AutoNation CEO Mike Jackson is right, although many dealers won't like to hear it. The dealership networks of each of the traditional Big 3 have shrunk during the past five years. But General Motors, Ford Motor Co. and the Chrysler group must accelerate the pace for the good of their dealers and themselves.
Closing poorly performing dealerships in major metropolitan markets would benefit the domestic automakers and their dealers, many of whom are hurting. Dealers say their profitability is worse than it was last year, when it was the lowest in five years.
A look at sales-per-dealership data shows why stores that sell domestic brands are faring worse than those that handle import brands. Last year, the average Toyota dealership in the United States sold 1,613 cars and trucks. The average Ford dealer sold 696 new units. At Chevrolet, the average was 643 and at Dodge, 408.
Jackson reasons that at the retail level, automakers compete for talent, location and capital and that the Big 3 have excess retail capacity.
To be sure, GM and Chrysler have active programs to consolidate dealerships, while Ford is doing it on a case-by-case basis.
But falling market share has outpaced the rate at which GM, Ford and Chrysler are trimming their retail networks.
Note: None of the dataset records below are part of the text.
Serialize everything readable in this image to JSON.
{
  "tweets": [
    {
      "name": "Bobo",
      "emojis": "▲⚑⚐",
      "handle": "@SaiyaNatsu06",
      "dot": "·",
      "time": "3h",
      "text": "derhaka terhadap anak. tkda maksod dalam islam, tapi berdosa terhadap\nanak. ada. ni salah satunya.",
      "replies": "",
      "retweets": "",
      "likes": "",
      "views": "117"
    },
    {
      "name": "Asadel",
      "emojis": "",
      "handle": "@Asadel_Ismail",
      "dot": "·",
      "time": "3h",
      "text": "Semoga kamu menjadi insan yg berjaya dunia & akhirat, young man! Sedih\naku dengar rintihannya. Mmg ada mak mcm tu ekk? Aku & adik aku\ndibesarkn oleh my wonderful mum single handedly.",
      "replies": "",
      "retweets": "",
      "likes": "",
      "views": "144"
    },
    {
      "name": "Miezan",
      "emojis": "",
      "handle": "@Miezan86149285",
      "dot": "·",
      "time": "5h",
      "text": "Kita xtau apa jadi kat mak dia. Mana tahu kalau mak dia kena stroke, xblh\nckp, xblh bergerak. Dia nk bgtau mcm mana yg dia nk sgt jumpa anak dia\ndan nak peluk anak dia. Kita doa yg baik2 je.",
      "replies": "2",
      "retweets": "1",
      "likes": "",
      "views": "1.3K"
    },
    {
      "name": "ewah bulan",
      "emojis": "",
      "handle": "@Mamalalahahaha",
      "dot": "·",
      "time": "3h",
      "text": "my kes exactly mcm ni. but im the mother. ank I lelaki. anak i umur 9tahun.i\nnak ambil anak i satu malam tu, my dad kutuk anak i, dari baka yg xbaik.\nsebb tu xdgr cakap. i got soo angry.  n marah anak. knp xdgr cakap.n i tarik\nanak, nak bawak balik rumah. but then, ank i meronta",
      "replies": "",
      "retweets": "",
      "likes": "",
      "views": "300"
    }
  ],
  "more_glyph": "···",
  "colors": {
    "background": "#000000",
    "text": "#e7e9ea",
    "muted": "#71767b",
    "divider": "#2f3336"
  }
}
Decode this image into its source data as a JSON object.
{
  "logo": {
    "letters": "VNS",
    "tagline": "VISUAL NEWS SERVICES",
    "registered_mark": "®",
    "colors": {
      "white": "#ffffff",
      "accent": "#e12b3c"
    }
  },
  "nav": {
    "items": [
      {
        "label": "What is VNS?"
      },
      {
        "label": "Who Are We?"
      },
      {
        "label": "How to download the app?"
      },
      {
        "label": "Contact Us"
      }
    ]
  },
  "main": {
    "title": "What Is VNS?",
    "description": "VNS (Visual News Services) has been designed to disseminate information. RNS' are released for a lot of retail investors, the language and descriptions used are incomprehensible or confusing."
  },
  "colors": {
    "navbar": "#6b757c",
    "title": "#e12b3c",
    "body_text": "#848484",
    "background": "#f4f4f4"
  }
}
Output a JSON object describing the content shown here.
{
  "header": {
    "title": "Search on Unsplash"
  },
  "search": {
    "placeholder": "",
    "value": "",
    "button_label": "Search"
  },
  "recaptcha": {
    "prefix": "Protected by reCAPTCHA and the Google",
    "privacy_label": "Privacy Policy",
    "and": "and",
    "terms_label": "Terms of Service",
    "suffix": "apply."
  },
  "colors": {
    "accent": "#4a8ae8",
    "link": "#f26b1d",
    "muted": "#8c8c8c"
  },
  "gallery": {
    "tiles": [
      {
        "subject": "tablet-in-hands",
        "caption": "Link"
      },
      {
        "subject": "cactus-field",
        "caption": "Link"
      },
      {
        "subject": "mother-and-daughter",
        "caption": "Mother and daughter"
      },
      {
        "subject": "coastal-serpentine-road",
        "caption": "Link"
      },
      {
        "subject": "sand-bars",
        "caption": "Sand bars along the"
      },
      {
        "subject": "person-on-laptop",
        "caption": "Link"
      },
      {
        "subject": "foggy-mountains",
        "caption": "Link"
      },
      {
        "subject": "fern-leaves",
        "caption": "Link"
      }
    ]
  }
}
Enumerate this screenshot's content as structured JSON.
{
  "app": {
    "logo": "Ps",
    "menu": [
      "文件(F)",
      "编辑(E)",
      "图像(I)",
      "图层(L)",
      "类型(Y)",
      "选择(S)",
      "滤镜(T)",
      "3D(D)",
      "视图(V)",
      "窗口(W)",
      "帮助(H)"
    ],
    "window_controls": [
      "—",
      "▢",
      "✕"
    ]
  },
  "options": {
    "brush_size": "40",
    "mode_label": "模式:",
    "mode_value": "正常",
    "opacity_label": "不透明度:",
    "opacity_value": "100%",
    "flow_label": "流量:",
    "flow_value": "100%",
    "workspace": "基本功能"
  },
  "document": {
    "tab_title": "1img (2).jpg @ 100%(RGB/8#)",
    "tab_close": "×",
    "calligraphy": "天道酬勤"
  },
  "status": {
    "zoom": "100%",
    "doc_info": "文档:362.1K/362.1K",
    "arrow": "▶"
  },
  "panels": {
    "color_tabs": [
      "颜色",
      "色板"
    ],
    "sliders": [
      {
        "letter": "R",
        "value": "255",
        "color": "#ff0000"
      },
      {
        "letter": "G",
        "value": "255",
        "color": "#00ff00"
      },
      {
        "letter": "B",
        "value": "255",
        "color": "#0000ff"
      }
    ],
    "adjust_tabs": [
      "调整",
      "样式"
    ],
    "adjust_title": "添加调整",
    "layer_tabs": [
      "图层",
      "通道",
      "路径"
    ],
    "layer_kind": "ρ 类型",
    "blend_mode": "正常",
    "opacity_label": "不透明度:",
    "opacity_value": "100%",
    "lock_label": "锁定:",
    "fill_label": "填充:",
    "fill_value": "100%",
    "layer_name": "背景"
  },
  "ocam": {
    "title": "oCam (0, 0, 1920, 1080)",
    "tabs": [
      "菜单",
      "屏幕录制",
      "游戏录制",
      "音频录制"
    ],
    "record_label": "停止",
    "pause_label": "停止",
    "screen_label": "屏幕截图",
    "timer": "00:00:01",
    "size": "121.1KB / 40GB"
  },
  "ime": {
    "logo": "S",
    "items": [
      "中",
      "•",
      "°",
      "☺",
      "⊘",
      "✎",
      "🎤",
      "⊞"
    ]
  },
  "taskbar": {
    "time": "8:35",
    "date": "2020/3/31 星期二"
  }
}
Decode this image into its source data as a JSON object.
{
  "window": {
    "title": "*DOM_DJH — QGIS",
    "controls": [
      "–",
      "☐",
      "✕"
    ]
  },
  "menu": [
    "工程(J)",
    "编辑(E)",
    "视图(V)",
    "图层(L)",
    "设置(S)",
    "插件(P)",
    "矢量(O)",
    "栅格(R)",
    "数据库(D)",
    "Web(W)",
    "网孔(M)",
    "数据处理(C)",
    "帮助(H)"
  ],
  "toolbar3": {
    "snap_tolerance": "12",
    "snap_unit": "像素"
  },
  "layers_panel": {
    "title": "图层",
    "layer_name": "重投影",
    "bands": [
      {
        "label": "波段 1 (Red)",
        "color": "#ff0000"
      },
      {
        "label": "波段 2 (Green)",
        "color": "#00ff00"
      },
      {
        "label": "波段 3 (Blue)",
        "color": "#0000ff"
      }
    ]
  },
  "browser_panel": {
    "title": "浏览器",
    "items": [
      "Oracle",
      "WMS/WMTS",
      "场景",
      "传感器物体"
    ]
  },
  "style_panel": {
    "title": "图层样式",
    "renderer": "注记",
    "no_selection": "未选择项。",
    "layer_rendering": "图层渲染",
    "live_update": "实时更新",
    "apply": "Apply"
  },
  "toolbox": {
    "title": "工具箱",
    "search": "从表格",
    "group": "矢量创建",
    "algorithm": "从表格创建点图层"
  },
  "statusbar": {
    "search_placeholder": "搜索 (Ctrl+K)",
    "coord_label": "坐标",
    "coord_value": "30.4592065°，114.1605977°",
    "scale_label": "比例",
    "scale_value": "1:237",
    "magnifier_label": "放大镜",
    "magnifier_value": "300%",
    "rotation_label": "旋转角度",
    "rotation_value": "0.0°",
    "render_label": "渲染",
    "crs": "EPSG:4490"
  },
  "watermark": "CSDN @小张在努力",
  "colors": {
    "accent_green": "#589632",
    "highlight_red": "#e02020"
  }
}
The Big 3 must pick up the pace and be willing to spend what's required to eliminate excess capacity in the retail sector, just as they do in manufacturing.